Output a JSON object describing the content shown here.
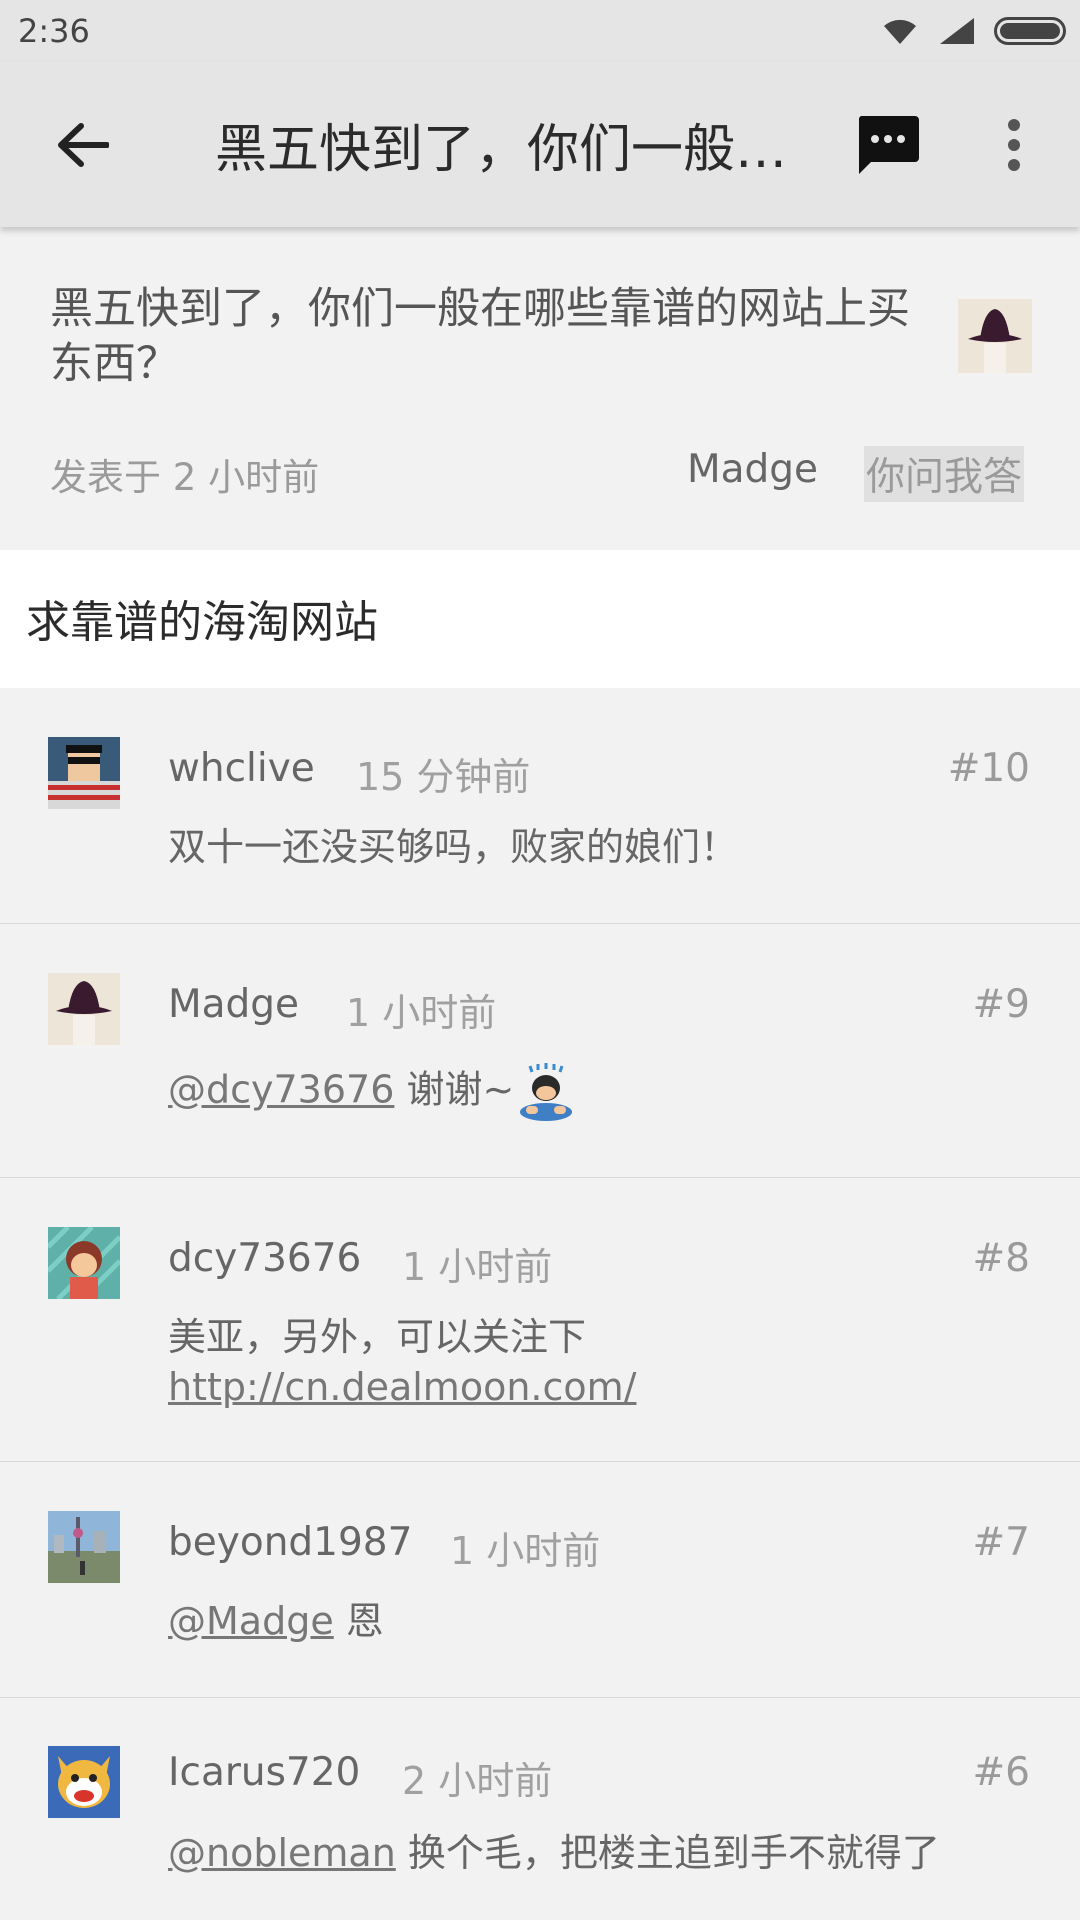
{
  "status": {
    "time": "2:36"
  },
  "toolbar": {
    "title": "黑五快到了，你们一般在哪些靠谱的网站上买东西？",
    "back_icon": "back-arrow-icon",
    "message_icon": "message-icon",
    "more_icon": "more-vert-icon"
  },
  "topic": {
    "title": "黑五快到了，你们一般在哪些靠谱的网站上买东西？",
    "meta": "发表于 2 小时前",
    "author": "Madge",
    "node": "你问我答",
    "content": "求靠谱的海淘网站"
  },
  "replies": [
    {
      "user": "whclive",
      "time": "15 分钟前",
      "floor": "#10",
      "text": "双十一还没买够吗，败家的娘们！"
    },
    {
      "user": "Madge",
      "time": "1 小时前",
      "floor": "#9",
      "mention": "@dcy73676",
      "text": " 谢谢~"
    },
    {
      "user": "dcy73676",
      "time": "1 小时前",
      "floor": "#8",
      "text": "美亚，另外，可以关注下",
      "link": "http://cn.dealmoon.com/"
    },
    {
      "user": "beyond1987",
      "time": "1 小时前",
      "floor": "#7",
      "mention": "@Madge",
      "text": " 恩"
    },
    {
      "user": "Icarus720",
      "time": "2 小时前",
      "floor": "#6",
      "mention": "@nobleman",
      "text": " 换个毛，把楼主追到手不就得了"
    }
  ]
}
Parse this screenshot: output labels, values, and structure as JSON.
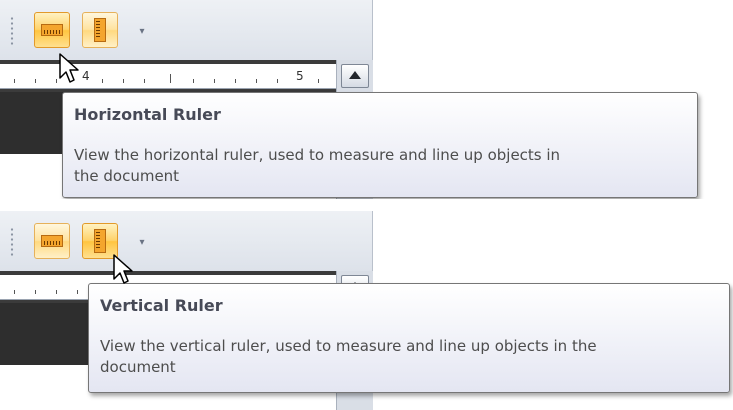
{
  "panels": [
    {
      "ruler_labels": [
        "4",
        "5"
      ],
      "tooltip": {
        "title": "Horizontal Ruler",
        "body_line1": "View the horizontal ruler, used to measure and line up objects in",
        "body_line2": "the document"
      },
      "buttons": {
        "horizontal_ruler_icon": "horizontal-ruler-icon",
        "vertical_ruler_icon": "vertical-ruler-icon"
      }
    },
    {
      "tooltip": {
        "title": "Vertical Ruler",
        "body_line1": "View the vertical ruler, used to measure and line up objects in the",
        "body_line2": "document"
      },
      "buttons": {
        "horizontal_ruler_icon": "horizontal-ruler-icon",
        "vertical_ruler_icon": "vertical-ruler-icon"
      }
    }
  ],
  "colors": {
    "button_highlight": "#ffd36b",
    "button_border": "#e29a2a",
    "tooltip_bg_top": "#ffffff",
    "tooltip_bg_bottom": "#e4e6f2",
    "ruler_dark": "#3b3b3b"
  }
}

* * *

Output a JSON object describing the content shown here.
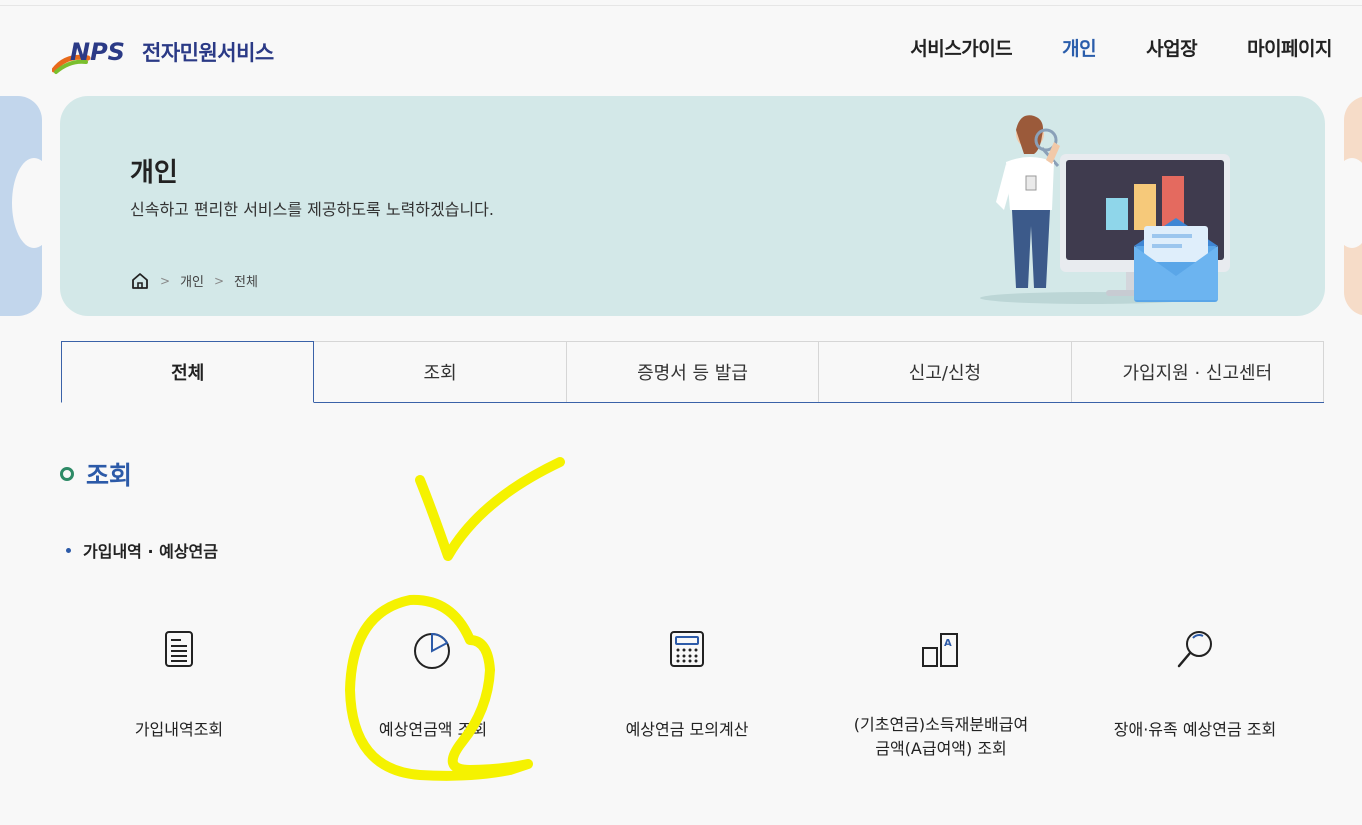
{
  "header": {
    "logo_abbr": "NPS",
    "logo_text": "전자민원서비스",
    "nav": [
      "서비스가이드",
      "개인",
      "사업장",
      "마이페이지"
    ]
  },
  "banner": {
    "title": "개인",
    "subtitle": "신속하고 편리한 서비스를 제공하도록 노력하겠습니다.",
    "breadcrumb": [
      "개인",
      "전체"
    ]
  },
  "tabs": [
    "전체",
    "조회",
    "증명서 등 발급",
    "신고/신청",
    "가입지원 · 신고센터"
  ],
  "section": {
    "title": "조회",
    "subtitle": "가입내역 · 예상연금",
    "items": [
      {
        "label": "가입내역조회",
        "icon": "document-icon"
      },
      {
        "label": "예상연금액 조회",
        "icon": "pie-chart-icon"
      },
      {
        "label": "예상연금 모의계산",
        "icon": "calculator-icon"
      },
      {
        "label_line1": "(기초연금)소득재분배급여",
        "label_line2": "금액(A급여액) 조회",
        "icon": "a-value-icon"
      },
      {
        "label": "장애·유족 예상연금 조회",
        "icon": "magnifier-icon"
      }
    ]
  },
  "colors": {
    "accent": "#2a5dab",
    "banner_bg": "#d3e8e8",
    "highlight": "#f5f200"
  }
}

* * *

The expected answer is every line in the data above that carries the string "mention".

## EXERCISE ANSWER
      "mention": "@dcy73676",
      "mention": "@Madge",
      "mention": "@nobleman",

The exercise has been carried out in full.